◆ **GIVEN RECORDS**:
*** Begin section ***
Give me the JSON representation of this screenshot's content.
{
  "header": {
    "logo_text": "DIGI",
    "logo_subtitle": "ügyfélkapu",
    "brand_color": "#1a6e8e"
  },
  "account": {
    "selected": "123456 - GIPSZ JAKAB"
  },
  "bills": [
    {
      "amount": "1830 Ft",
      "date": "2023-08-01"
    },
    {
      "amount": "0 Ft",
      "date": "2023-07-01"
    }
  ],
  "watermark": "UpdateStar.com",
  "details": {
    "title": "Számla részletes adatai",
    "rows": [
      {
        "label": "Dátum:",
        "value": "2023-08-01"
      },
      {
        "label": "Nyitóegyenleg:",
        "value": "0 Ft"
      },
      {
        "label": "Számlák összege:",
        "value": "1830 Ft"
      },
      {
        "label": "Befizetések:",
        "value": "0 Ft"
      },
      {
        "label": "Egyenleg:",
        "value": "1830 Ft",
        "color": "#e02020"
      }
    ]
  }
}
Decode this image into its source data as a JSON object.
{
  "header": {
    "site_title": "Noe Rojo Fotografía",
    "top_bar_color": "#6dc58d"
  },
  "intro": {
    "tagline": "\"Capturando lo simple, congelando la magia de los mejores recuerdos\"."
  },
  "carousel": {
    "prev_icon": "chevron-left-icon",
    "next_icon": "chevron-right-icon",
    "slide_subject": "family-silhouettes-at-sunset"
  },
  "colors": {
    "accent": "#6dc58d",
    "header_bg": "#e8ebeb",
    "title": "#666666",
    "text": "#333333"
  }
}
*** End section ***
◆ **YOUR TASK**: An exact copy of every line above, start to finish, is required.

◆ **RESPONSE AREA**:
Give me the JSON representation of this screenshot's content.
{
  "header": {
    "logo_text": "DIGI",
    "logo_subtitle": "ügyfélkapu",
    "brand_color": "#1a6e8e"
  },
  "account": {
    "selected": "123456 - GIPSZ JAKAB"
  },
  "bills": [
    {
      "amount": "1830 Ft",
      "date": "2023-08-01"
    },
    {
      "amount": "0 Ft",
      "date": "2023-07-01"
    }
  ],
  "watermark": "UpdateStar.com",
  "details": {
    "title": "Számla részletes adatai",
    "rows": [
      {
        "label": "Dátum:",
        "value": "2023-08-01"
      },
      {
        "label": "Nyitóegyenleg:",
        "value": "0 Ft"
      },
      {
        "label": "Számlák összege:",
        "value": "1830 Ft"
      },
      {
        "label": "Befizetések:",
        "value": "0 Ft"
      },
      {
        "label": "Egyenleg:",
        "value": "1830 Ft",
        "color": "#e02020"
      }
    ]
  }
}
Decode this image into its source data as a JSON object.
{
  "header": {
    "site_title": "Noe Rojo Fotografía",
    "top_bar_color": "#6dc58d"
  },
  "intro": {
    "tagline": "\"Capturando lo simple, congelando la magia de los mejores recuerdos\"."
  },
  "carousel": {
    "prev_icon": "chevron-left-icon",
    "next_icon": "chevron-right-icon",
    "slide_subject": "family-silhouettes-at-sunset"
  },
  "colors": {
    "accent": "#6dc58d",
    "header_bg": "#e8ebeb",
    "title": "#666666",
    "text": "#333333"
  }
}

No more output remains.